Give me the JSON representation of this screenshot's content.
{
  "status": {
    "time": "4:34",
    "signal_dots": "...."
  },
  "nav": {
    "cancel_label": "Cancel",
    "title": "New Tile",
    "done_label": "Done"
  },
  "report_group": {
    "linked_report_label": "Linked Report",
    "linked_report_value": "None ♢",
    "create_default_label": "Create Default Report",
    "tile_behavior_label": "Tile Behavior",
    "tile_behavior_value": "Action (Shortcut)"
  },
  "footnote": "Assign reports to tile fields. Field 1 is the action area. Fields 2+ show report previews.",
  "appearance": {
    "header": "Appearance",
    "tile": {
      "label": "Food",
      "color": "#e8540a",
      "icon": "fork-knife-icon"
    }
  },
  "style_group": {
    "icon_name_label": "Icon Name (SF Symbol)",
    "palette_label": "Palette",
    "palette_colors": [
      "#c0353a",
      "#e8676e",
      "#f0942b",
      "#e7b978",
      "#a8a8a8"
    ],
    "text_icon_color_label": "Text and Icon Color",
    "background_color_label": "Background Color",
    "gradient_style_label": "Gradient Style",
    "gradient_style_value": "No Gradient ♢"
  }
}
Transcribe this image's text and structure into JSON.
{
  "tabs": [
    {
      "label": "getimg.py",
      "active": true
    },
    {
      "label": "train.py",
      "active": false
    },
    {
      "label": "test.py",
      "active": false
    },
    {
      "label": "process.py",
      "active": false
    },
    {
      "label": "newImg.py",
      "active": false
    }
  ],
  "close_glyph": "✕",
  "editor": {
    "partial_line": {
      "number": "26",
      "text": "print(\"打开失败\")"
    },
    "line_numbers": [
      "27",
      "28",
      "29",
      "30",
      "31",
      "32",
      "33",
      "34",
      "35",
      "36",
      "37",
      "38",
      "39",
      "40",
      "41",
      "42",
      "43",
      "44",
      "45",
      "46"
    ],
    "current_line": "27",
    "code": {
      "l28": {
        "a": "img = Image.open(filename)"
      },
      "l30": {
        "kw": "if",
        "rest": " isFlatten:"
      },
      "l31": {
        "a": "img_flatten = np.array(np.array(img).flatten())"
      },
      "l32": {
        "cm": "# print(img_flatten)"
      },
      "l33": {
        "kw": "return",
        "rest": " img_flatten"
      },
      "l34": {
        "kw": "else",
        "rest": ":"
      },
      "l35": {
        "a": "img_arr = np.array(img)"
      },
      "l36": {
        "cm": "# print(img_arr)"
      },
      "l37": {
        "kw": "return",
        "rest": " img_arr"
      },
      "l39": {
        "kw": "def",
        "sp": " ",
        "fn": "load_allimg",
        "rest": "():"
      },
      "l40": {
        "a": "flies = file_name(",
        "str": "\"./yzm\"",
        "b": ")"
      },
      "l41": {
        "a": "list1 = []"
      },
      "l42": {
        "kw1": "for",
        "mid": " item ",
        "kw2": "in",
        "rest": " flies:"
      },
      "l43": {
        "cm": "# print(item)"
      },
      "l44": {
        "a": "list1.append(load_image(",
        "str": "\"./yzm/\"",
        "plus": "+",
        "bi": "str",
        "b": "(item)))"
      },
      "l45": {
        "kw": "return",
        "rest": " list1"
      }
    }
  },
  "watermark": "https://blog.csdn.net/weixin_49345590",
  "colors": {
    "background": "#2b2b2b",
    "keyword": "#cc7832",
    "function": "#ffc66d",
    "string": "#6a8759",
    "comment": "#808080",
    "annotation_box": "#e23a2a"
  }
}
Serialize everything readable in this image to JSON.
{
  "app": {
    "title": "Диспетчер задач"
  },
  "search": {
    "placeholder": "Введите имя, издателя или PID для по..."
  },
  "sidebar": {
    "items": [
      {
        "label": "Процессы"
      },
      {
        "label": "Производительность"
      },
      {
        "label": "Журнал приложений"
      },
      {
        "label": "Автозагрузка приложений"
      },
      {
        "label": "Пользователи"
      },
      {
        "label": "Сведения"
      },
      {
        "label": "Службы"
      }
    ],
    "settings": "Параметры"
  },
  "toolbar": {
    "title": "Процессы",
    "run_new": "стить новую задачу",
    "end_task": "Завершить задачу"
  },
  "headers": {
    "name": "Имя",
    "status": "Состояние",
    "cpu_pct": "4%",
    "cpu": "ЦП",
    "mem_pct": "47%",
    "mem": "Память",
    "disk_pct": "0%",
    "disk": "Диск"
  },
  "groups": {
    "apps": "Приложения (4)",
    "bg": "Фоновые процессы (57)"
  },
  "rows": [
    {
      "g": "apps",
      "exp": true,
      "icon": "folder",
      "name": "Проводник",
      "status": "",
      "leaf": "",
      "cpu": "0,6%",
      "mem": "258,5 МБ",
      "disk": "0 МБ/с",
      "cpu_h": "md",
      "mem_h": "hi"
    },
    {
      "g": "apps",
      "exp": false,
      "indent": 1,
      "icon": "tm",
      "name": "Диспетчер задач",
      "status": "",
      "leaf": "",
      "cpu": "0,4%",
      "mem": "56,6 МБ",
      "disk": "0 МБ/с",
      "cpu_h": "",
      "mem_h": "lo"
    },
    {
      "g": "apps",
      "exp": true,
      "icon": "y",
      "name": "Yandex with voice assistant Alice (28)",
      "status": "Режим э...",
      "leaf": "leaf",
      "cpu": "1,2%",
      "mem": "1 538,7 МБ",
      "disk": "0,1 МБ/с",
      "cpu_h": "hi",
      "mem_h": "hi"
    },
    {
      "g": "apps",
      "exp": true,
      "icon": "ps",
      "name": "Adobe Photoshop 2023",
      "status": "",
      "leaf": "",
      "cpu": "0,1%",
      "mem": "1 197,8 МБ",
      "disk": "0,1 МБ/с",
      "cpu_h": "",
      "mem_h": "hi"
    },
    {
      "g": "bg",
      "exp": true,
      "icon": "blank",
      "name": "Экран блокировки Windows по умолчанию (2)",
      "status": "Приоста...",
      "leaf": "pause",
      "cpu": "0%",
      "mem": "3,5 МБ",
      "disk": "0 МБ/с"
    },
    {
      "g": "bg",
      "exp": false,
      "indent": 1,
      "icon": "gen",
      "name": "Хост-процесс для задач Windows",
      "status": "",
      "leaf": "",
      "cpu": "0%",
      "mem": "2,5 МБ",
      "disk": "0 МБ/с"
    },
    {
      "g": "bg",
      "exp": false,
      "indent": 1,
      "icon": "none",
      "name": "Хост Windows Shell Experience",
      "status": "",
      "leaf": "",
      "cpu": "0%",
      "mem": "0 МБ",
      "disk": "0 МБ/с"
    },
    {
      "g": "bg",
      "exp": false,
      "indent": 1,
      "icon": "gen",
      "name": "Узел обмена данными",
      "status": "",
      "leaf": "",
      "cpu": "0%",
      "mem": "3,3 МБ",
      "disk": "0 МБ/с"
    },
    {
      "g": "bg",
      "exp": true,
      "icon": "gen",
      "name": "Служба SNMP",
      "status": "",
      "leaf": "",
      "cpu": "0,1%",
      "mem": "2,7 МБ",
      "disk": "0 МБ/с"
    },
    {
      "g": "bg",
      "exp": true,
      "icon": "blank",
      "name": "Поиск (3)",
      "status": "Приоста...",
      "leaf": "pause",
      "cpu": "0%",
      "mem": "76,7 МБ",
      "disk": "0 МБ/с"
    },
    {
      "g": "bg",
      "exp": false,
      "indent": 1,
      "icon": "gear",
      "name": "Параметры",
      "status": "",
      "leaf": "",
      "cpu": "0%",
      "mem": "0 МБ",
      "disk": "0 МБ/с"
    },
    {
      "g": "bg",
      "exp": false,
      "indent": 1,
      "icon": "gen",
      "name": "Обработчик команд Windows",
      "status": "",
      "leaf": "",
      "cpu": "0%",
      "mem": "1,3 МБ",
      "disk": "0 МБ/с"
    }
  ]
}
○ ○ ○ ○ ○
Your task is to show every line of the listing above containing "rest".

        "rest": " isFlatten:"
        "rest": " img_flatten"
        "rest": ":"
        "rest": " img_arr"
        "rest": "():"
        "rest": " flies:"
        "rest": " list1"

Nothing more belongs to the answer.